[Opening Given entries section]
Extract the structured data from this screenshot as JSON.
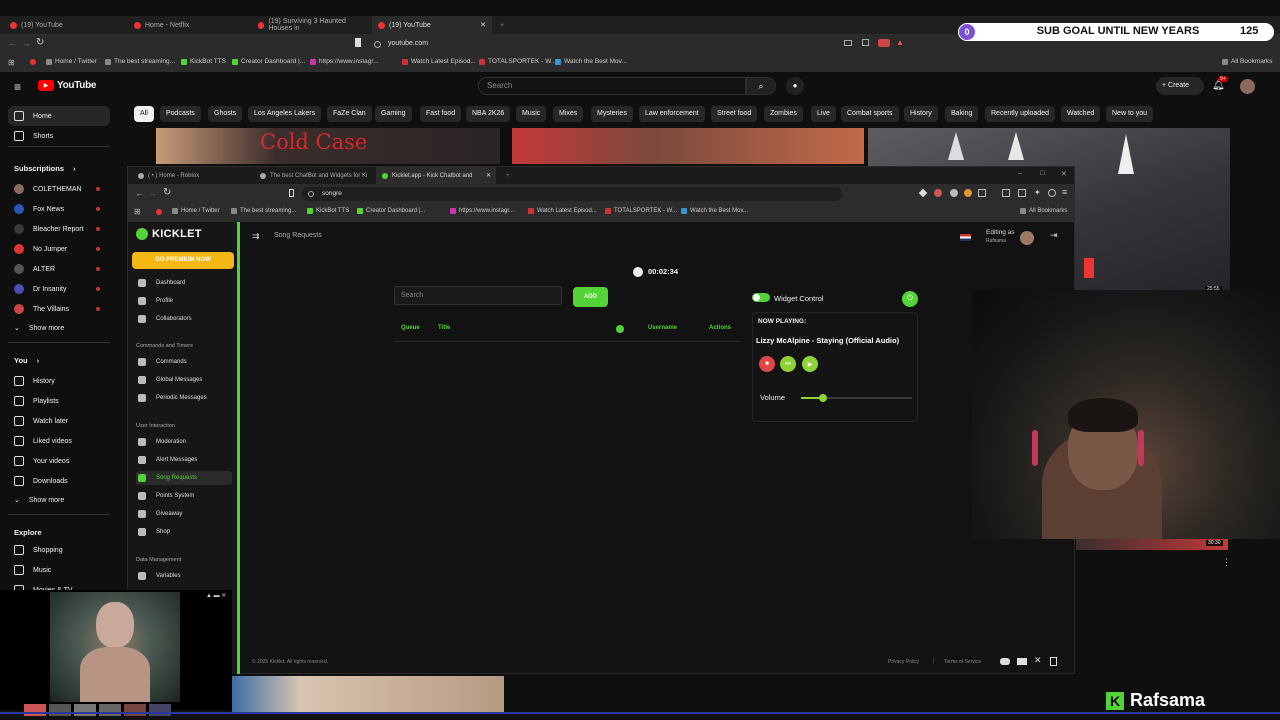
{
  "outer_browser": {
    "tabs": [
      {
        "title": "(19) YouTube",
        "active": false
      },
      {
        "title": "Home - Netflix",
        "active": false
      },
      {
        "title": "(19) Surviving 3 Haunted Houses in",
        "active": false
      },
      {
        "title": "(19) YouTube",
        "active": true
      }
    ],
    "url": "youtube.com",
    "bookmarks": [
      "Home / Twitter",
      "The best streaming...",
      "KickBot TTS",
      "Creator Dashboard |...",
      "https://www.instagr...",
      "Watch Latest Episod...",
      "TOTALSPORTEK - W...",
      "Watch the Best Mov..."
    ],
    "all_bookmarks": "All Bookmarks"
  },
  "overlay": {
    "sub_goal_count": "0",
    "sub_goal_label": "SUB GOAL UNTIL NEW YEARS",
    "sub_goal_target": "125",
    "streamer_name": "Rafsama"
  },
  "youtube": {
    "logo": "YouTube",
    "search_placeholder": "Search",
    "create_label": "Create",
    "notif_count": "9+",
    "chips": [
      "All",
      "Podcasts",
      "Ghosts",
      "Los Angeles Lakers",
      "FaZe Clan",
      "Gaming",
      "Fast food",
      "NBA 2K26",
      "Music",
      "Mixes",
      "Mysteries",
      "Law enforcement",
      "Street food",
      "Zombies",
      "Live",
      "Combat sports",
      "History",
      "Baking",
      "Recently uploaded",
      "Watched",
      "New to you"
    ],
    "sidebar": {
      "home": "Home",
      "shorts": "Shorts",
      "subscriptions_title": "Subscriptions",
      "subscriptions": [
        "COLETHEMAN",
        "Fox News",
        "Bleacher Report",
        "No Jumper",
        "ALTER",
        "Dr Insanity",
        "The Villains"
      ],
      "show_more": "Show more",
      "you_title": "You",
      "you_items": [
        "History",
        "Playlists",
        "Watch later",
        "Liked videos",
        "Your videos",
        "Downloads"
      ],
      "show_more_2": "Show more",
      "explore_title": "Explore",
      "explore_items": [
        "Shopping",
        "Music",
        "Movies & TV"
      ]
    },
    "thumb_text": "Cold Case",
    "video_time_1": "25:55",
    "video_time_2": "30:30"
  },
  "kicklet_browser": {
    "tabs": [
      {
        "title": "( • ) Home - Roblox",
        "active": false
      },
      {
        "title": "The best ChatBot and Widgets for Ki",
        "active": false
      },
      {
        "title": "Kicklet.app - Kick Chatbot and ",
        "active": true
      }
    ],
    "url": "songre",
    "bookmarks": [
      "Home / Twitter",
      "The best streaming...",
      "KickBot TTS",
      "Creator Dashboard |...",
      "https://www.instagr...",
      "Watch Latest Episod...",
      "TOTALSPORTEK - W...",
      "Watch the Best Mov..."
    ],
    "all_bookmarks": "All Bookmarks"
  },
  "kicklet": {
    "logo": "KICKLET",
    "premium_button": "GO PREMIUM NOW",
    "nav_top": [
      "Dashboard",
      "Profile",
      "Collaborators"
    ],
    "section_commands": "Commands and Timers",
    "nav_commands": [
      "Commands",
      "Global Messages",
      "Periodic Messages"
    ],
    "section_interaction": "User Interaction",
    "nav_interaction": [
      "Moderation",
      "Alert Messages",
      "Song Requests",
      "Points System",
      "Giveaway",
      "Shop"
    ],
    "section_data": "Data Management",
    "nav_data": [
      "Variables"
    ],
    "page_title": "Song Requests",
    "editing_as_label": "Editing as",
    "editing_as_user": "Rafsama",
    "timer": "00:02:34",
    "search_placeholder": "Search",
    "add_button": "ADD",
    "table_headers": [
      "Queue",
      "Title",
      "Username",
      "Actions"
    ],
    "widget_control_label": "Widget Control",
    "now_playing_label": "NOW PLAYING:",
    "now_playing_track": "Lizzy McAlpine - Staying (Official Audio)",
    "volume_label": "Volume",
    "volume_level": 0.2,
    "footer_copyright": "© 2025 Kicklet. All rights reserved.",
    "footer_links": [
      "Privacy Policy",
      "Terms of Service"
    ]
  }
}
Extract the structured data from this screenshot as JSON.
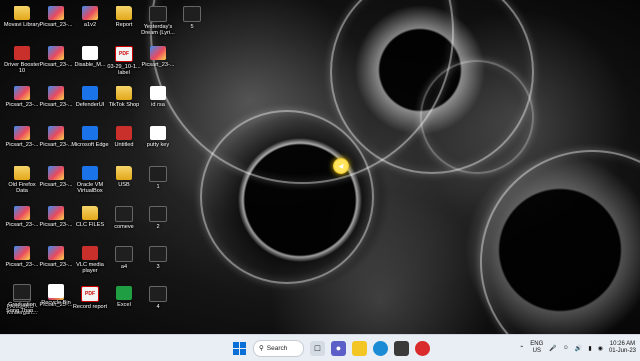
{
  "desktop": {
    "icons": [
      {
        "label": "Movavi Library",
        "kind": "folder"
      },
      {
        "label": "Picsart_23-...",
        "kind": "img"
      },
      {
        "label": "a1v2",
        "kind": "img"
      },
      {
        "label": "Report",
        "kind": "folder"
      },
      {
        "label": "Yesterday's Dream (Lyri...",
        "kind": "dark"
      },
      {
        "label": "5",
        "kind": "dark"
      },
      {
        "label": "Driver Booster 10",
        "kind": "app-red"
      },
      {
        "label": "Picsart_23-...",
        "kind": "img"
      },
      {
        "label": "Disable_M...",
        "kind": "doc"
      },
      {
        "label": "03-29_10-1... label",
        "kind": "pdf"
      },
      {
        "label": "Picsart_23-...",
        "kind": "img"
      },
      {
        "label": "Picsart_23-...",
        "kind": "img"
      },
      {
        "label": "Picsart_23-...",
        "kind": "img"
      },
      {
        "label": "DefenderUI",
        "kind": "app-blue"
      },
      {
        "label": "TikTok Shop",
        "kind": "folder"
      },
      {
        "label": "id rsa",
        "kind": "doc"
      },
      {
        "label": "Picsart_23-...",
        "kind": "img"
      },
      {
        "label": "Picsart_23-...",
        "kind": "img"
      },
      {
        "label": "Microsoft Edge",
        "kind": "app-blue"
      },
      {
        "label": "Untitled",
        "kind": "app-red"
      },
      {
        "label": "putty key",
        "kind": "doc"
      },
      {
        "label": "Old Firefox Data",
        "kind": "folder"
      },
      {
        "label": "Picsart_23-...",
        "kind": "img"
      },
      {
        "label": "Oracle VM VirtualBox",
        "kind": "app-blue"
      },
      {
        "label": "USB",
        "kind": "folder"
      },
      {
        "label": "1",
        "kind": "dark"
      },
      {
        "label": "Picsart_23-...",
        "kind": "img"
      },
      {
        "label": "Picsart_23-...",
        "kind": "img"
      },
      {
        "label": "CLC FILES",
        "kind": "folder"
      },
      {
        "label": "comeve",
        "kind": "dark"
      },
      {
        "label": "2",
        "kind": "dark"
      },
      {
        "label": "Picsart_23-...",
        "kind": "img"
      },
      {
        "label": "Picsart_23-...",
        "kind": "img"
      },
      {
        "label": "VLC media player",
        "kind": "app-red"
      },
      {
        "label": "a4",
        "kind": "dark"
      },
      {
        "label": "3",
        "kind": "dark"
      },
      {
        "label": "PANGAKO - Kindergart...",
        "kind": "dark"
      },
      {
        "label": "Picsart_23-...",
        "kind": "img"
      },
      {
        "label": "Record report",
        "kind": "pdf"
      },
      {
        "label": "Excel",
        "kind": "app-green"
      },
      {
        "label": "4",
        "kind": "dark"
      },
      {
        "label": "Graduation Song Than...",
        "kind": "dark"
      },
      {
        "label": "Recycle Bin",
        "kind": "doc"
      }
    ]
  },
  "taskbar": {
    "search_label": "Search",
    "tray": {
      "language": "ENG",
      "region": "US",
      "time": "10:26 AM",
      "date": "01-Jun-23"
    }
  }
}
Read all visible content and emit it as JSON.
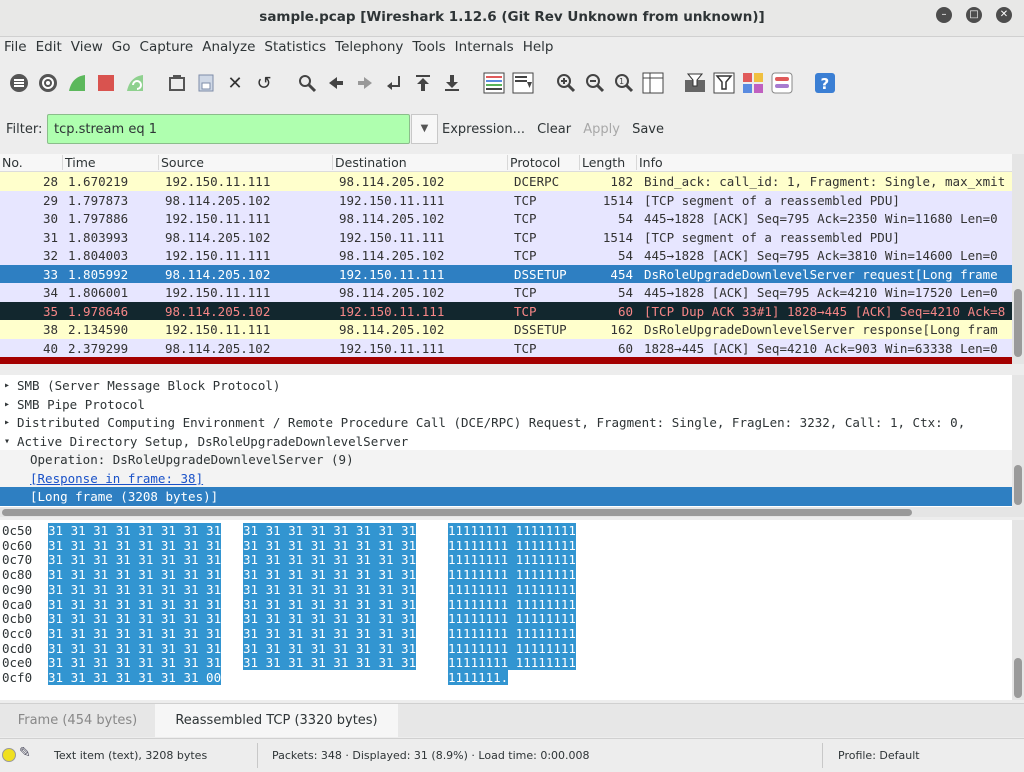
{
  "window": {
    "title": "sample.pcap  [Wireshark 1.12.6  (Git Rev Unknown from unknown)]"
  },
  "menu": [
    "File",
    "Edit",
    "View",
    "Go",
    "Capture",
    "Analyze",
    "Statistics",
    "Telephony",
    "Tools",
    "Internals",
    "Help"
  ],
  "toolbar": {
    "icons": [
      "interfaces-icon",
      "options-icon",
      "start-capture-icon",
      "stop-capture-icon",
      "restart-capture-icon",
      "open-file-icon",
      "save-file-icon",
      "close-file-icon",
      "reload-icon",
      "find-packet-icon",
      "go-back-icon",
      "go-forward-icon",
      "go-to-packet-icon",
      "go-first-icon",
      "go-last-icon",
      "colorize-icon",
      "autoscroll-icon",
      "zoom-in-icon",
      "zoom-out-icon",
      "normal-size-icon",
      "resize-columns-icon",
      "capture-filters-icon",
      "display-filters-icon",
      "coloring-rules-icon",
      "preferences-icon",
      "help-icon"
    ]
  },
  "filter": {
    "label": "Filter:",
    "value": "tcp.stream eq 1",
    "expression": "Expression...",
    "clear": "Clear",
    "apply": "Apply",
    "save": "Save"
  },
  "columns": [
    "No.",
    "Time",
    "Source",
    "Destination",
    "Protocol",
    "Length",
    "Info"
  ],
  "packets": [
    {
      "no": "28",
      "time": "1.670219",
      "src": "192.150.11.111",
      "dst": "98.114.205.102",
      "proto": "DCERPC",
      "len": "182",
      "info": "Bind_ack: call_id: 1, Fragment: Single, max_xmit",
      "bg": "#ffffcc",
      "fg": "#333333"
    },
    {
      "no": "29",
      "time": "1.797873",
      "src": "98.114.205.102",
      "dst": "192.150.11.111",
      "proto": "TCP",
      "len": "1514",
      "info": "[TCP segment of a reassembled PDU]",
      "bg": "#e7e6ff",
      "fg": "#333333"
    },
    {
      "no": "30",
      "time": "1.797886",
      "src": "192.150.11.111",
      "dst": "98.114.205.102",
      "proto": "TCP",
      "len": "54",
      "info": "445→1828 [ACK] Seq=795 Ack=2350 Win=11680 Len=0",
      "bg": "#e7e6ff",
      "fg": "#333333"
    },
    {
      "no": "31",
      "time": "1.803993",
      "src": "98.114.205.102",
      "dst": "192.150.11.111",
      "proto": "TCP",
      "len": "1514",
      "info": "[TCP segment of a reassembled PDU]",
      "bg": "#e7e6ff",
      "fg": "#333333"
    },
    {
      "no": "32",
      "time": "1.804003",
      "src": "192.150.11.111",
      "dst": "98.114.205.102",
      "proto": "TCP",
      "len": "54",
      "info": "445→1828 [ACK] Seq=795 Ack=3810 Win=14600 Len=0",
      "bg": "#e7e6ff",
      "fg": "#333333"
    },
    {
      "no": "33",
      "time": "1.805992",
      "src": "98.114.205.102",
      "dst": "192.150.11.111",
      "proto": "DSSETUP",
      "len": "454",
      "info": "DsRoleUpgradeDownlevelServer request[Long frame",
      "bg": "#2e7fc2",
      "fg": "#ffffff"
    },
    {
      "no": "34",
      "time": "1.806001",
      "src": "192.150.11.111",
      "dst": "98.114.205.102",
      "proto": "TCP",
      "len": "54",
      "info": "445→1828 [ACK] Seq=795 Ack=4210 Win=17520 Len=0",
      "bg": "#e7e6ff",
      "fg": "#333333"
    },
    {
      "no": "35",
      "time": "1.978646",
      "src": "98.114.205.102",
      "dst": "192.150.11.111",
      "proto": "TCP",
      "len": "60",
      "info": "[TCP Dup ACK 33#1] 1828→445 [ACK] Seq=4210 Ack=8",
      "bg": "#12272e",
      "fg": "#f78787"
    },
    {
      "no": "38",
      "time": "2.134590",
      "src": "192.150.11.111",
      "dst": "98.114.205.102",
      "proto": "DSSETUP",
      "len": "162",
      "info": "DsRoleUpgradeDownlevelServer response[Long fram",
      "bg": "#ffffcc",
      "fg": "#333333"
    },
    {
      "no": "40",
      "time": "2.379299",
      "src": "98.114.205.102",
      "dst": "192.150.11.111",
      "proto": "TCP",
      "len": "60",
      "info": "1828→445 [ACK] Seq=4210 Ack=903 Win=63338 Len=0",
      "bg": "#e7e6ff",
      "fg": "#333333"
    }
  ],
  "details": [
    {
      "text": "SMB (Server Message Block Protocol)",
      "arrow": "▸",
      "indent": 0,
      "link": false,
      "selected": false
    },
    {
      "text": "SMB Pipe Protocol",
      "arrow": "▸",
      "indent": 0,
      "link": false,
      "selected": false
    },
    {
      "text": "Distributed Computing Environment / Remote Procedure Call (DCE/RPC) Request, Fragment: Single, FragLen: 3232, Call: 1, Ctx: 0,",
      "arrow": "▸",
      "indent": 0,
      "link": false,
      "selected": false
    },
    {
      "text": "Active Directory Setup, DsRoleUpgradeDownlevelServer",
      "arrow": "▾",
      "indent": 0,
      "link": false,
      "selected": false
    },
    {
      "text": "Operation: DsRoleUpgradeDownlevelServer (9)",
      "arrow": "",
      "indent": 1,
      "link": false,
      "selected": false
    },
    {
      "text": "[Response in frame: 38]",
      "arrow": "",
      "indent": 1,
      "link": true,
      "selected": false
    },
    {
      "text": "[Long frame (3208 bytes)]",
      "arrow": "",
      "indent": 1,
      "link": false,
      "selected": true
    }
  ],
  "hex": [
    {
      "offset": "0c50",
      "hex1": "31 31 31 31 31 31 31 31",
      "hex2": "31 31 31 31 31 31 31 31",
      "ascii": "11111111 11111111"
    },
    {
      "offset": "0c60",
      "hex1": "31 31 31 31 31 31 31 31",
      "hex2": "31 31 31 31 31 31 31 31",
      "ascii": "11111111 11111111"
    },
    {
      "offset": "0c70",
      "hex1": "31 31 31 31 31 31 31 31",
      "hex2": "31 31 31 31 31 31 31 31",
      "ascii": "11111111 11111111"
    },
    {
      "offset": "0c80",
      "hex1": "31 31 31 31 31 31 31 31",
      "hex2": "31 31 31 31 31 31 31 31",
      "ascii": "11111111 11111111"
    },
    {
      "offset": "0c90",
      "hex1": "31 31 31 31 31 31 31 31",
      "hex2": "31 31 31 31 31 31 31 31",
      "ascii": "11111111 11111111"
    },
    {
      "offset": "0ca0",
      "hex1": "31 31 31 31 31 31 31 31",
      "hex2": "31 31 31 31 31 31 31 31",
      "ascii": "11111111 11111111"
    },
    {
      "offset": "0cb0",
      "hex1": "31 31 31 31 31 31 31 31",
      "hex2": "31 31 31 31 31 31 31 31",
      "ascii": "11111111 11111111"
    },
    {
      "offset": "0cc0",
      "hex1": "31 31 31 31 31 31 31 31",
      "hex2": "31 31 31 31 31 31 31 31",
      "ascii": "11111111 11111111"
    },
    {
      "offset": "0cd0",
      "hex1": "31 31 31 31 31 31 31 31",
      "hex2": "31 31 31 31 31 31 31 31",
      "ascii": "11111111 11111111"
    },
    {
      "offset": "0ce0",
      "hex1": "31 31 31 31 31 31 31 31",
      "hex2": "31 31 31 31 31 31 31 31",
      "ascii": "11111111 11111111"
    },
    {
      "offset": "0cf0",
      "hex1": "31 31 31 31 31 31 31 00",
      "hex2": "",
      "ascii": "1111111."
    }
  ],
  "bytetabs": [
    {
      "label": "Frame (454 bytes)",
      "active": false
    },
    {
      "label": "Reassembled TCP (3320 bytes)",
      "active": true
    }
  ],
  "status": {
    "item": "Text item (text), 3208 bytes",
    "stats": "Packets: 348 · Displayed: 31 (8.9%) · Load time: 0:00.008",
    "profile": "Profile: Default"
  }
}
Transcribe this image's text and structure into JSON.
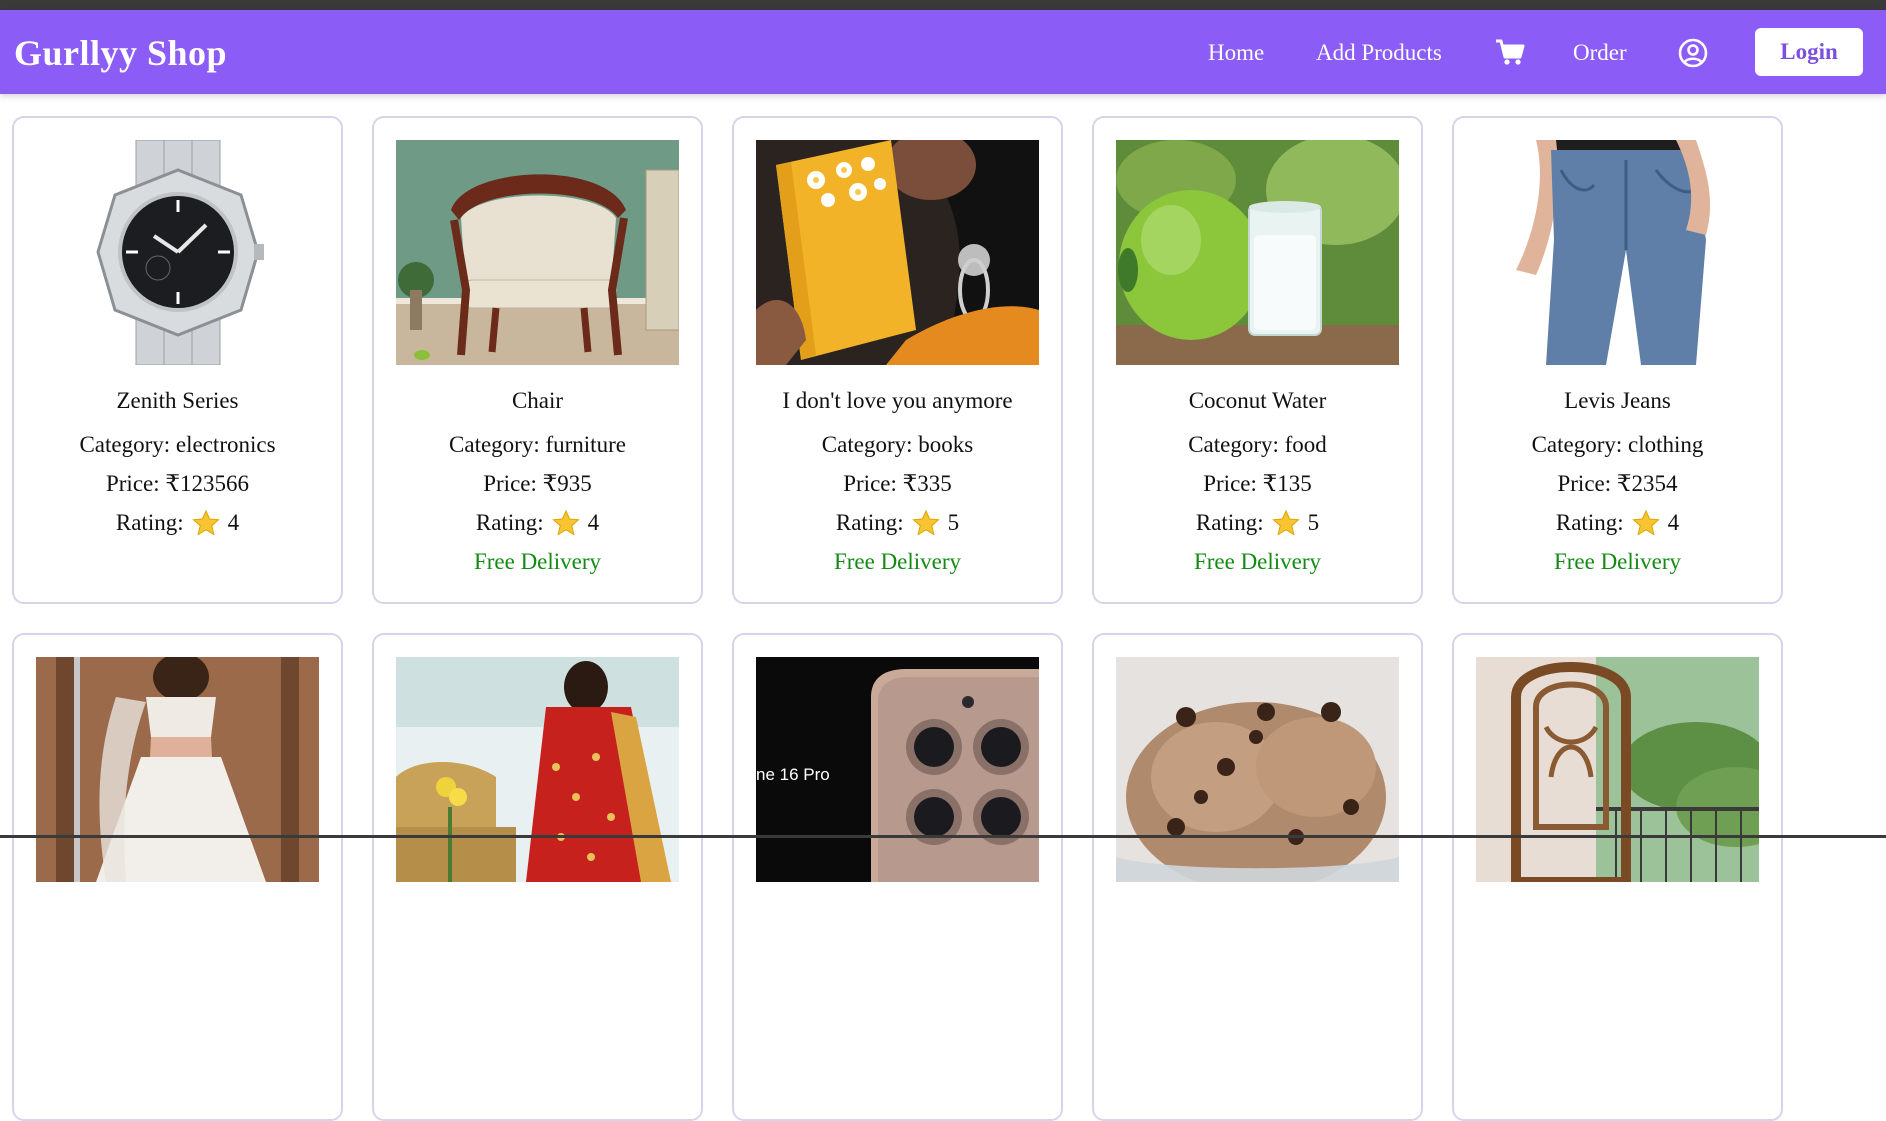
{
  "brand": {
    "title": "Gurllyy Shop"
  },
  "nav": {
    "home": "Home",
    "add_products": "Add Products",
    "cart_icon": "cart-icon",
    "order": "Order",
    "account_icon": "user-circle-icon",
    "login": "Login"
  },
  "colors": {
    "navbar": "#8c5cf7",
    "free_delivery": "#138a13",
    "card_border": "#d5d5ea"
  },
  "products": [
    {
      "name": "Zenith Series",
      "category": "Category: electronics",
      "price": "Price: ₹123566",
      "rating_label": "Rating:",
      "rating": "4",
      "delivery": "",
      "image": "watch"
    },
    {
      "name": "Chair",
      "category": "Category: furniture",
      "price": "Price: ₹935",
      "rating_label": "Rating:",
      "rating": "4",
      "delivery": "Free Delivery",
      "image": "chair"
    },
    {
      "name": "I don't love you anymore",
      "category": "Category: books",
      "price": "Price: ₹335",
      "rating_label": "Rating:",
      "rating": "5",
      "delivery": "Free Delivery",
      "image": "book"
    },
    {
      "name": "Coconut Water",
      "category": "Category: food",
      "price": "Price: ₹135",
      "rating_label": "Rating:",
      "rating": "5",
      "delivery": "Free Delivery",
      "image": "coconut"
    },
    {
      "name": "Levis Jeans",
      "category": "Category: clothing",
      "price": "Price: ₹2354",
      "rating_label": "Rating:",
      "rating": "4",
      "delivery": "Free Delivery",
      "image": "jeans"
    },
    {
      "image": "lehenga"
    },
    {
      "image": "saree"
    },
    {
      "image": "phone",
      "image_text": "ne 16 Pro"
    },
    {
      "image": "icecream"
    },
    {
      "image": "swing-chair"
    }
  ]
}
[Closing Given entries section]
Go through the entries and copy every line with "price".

#### [Completed task]
      "price": "Price: ₹123566",
      "price": "Price: ₹935",
      "price": "Price: ₹335",
      "price": "Price: ₹135",
      "price": "Price: ₹2354",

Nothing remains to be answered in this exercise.